Tax policy watchers are waiting eagerly for the Department of the Treasury and the Internal Revenue Service to issue guidance and rules to clarify some of the key provisions in the new tax law (P.L. 115-97). In the near-term, the Treasury and the IRS are expected to prioritize guidance and rulemaking on provisions that are effective immediately, including:
- Repatriation (see Notice 2018-07). The initial guidance on the deemed repatriation provision is broad. Expect forthcoming guidance/rules addressing the application of the 15.5 percent rate for cash and cash equivalents, and the 8 percent rate for non-cash. Terms such as “cash,” “cash equivalents,” and “intercompany transactions” will also need to be defined.
- Bonus Depreciation. Clarification needed on eligibility criteria.
- Pass-through Deduction. Regulators will need to clarify who can claim the 20 percent deduction.
- BEAT, GILTI, FDII. Questions abound regarding the calculation of these taxes and the reporting requirements.
- Interest Deductibility. Clarification needed on the election rules applicable to certain businesses (e.g. real estate companies).
- Withholding Rules for employers and payroll service providers.
- State and Local Tax Deduction. There are prepayment questions for which the IRS issued an advisory on Dec. 27.
Issuing timely guidance and rules will be a challenge given the staffing shortages at the IRS. The tax-collection agency is already feeling the crunch given that staff has to write these guidance and implement the new tax law while simultaneously process millions of 2017 tax returns. It should be no surprise that the regulatory process to implement the new law will likely spill into 2019.
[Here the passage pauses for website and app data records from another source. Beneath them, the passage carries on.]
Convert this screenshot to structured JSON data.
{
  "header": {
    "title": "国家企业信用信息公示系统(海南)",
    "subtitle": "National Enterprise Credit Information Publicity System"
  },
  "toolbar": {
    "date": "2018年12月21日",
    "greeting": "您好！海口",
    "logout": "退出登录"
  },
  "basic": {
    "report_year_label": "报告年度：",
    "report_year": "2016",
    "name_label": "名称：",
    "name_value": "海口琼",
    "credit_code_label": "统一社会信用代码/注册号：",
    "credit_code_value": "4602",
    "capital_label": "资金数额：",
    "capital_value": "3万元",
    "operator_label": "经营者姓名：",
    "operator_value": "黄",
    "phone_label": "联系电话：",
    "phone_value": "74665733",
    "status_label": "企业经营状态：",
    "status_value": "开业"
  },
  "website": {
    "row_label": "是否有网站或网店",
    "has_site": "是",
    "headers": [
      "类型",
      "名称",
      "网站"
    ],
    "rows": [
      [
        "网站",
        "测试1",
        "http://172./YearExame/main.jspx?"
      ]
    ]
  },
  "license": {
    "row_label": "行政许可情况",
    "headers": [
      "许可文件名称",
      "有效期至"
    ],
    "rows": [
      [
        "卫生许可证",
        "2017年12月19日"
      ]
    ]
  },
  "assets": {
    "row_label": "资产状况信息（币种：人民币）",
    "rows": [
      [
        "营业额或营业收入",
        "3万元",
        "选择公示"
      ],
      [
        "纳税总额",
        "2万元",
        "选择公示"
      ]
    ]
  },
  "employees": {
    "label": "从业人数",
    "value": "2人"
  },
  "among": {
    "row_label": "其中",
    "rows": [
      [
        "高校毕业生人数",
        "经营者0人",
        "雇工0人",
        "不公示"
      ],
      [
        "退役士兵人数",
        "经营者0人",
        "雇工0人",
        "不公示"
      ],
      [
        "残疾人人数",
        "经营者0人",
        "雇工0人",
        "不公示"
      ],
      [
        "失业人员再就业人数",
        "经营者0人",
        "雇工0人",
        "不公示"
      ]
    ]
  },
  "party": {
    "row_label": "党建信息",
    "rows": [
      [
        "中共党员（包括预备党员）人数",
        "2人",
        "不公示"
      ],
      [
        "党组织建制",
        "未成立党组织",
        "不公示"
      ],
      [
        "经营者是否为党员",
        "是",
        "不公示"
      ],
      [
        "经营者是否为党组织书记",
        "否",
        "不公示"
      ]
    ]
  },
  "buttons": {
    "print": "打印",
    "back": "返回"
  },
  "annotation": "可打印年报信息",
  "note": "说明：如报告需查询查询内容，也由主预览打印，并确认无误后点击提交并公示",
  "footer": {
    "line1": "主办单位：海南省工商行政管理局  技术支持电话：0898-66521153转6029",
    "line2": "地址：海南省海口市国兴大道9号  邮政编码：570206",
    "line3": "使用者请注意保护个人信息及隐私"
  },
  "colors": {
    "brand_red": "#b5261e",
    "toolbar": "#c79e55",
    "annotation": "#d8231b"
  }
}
Congress will also need to put out a technical corrections bill to clean up any errors made during the drafting of the GOP tax bill. However, without Democratic support, a technical corrections bill isn’t going to get far; and it’s tough to see Democrats lending a hand to fix a law that was enacted in a hyper-partisan fashion.